If you are not doing a day tour of Hue (or the motorcycle tour that we did), you can easily walk to the Pagoda from central Hue. Its about 5km so about an hour each way. You could also hire a pushbike and cycle or get a dragon boat up the river, which is what I would recommend. It is a totally different feel stepping off the boat and climbing the steps from the river. If you walk down to the river front around Trang Tien Bridge, there will be boat owners and drivers ready to negotiate.
The Pagoda is almost always included in any day tour that you might do in Hue. Get Your Guide and Viator both have heaps of options for day tours, however this GYG one and this Motorbike Tour of Hue through Viator one looks great. It doesn't visit all of the sights of Hue, but it is with a local person and you get to have a traditional Vietnamese breakfast, visit the Pagoda, the literacy centre, a market where you purchase all your ingredients and then a cooking lesson. I think it looks like fun.
Day Tours Of Hue that Visit Thien Mu Pagoda
If you are after something a bit more active, you could do this cycling tour (with the dragon boat up the river) or even this E-Bike tour which is still active but a little less so! The EBike tour doesn't do the bridge, however it does have some different sights on it so I would think it was worth it. You can always get a taxi out to the bridge at any point.
Boating up the Perfume River
We returned to Hue via boat along the Perfume River which was a slow trip and of course went via the wood carvers just in case you wanted to buy something. By this stage the “you buy you buy” was wearing very thin. I’m sure Vietnam was awesome a decade ago but it’s very much “tourist Asia” now and is exhausting when you are there to see things and not lie on the beach and shop. It gets really hard not to be rude and if possible they are even more insistent with their sales pitch than Thailand or even Kuta.
I'm not kidding about the sales pitch. Any Australian who has ever been to Kuta knows of the intense sales pitches you get every 3 steps and honestly in Vietnam I felt it was a little more intense than that. We didn't notice it as much around Hue, however of course most trips of some kind have at least one shopping stop. This is where it kicks in. My recommendation is to just not go inside.

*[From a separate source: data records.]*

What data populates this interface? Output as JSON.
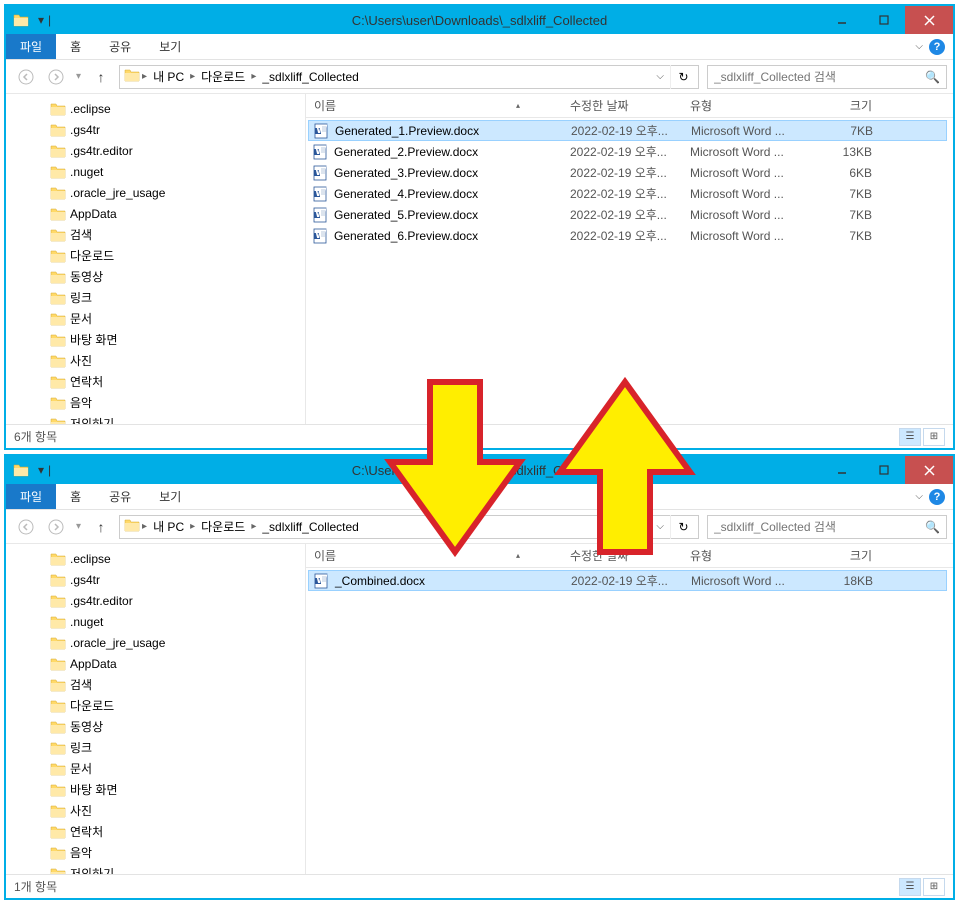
{
  "window1": {
    "title": "C:\\Users\\user\\Downloads\\_sdlxliff_Collected",
    "ribbon": {
      "file": "파일",
      "home": "홈",
      "share": "공유",
      "view": "보기"
    },
    "breadcrumbs": [
      "내 PC",
      "다운로드",
      "_sdlxliff_Collected"
    ],
    "search_placeholder": "_sdlxliff_Collected 검색",
    "columns": {
      "name": "이름",
      "date": "수정한 날짜",
      "type": "유형",
      "size": "크기"
    },
    "tree": [
      ".eclipse",
      ".gs4tr",
      ".gs4tr.editor",
      ".nuget",
      ".oracle_jre_usage",
      "AppData",
      "검색",
      "다운로드",
      "동영상",
      "링크",
      "문서",
      "바탕 화면",
      "사진",
      "연락처",
      "음악",
      "저의하기"
    ],
    "files": [
      {
        "name": "Generated_1.Preview.docx",
        "date": "2022-02-19 오후...",
        "type": "Microsoft Word ...",
        "size": "7KB",
        "selected": true
      },
      {
        "name": "Generated_2.Preview.docx",
        "date": "2022-02-19 오후...",
        "type": "Microsoft Word ...",
        "size": "13KB",
        "selected": false
      },
      {
        "name": "Generated_3.Preview.docx",
        "date": "2022-02-19 오후...",
        "type": "Microsoft Word ...",
        "size": "6KB",
        "selected": false
      },
      {
        "name": "Generated_4.Preview.docx",
        "date": "2022-02-19 오후...",
        "type": "Microsoft Word ...",
        "size": "7KB",
        "selected": false
      },
      {
        "name": "Generated_5.Preview.docx",
        "date": "2022-02-19 오후...",
        "type": "Microsoft Word ...",
        "size": "7KB",
        "selected": false
      },
      {
        "name": "Generated_6.Preview.docx",
        "date": "2022-02-19 오후...",
        "type": "Microsoft Word ...",
        "size": "7KB",
        "selected": false
      }
    ],
    "status": "6개 항목"
  },
  "window2": {
    "title": "C:\\Users\\user\\Downloads\\_sdlxliff_Collected",
    "ribbon": {
      "file": "파일",
      "home": "홈",
      "share": "공유",
      "view": "보기"
    },
    "breadcrumbs": [
      "내 PC",
      "다운로드",
      "_sdlxliff_Collected"
    ],
    "search_placeholder": "_sdlxliff_Collected 검색",
    "columns": {
      "name": "이름",
      "date": "수정한 날짜",
      "type": "유형",
      "size": "크기"
    },
    "tree": [
      ".eclipse",
      ".gs4tr",
      ".gs4tr.editor",
      ".nuget",
      ".oracle_jre_usage",
      "AppData",
      "검색",
      "다운로드",
      "동영상",
      "링크",
      "문서",
      "바탕 화면",
      "사진",
      "연락처",
      "음악",
      "저의하기"
    ],
    "files": [
      {
        "name": "_Combined.docx",
        "date": "2022-02-19 오후...",
        "type": "Microsoft Word ...",
        "size": "18KB",
        "selected": true
      }
    ],
    "status": "1개 항목"
  }
}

You can have allergies to dust, or feel a little car sick to make up a reason if you don't want to offend anyone, however there are some instances where I'm flat out truthful. I just say “I have no interest in buying anything at all and I'm not going in” and I say it in a firm voice but without any anger or aggression. It is almost always just accepted at face value.
Once I had a tour guide try to appeal to me with “the local people need this help”, to which I responded “I understand but I paid for this day tour so I am helping the local community.” I know I sound tough but honestly I have no challenge being taken to a local business on a day tour, but I do take offence to someone trying to take my choice away with regards to whether I go in or not.
I've bought some of my most treasured souvenirs on some of these “you buy you buy” shopping stops, but I've bought them because it was something I already wanted, it was something that just spoke to me or I saw something that one of my loved ones would love. I've never ever bought anything from being pressured to and I refuse to start now.
Shopping stops aside, the highlights of the day for me was getting some great photos in the overcast weather and my favourite photo of the trip, which I had to try and take in very bad light in a hurry so while the quality is crap I LOVE the composition. Its a young monk in training sitting in a doorway reading his books in semi-darkness with a single light casting a glow over his back toward his book. His total disregard for the tourists browsing the tombs and dedication to his studies was pretty inspiring. As you can see the quality is rubbish but I love it.
Motor Biking Around Hue For The Day – Conclusion
Firstly – this was a really fun day.
- The riders were all older gentleman so no speed demons or crazy drivers.
- Everywhere we visited (with the exception of the shopping) we had heaps of time,
- They had ponchos for us for the rain which was great &
- Our lunch at the convent and time at the historical sites was stress free
I would thoroughly recommend this as a great way to see everything that Hue has to offer.